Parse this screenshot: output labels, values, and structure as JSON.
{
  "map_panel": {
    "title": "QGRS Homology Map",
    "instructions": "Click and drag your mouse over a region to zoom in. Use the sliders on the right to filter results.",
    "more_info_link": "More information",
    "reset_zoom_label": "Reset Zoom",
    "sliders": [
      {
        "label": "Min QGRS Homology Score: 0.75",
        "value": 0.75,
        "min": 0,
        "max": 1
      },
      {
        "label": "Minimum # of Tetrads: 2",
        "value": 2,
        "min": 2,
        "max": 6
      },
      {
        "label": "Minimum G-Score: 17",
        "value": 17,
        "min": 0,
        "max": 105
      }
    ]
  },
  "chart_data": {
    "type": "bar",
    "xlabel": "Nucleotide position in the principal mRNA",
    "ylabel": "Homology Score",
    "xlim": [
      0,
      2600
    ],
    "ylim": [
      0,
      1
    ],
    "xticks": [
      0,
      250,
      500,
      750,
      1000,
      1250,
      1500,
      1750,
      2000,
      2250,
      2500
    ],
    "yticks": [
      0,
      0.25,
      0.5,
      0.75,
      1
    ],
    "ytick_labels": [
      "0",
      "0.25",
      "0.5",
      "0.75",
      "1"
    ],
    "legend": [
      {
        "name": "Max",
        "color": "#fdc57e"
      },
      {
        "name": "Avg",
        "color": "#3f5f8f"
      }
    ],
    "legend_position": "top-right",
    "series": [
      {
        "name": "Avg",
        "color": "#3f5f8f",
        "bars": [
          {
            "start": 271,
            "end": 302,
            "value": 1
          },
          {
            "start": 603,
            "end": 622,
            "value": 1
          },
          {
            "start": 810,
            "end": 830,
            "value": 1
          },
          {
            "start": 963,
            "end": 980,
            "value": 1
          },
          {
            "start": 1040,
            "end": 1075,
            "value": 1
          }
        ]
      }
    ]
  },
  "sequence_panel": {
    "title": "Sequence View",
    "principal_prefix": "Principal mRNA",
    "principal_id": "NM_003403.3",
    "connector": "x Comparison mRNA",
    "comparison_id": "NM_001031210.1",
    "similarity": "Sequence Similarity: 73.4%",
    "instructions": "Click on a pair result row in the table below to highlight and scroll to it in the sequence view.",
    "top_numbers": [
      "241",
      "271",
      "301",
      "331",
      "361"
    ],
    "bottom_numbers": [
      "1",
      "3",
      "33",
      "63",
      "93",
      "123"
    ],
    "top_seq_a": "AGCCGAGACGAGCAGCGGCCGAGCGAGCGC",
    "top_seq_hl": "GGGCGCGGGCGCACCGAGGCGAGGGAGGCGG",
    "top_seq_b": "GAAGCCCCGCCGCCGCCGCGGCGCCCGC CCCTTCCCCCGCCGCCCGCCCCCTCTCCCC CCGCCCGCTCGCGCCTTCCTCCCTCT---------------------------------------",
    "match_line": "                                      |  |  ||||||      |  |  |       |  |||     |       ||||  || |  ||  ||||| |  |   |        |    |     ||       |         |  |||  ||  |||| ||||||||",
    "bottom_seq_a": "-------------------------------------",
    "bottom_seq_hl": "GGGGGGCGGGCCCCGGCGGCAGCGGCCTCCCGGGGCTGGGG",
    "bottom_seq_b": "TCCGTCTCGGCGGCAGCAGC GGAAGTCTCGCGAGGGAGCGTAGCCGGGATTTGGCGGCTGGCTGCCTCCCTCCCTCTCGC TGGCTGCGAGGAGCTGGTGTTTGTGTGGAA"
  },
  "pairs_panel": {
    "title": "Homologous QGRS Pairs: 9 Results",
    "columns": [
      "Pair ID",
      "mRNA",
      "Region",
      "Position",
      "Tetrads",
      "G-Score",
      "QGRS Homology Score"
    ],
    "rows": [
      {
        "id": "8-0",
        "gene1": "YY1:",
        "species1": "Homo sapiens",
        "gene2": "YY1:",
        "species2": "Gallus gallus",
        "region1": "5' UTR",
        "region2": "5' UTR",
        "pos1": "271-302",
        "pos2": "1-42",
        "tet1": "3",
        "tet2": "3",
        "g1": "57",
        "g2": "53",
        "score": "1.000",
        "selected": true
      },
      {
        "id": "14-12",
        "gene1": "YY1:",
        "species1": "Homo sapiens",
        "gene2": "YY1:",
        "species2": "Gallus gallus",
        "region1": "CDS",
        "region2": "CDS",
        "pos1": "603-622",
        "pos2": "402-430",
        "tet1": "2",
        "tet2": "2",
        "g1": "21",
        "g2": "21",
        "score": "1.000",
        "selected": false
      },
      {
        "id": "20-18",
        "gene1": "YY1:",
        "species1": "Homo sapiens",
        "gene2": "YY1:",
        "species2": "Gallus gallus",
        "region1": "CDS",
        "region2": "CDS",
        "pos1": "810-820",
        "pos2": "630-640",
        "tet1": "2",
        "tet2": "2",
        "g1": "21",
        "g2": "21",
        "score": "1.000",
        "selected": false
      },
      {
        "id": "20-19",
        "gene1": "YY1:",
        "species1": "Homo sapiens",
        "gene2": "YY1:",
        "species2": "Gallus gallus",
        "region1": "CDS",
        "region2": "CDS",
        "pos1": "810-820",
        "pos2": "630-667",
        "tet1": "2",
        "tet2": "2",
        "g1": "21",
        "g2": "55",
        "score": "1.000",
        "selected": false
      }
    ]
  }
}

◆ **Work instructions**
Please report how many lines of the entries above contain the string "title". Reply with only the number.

◆ **Task answer**
3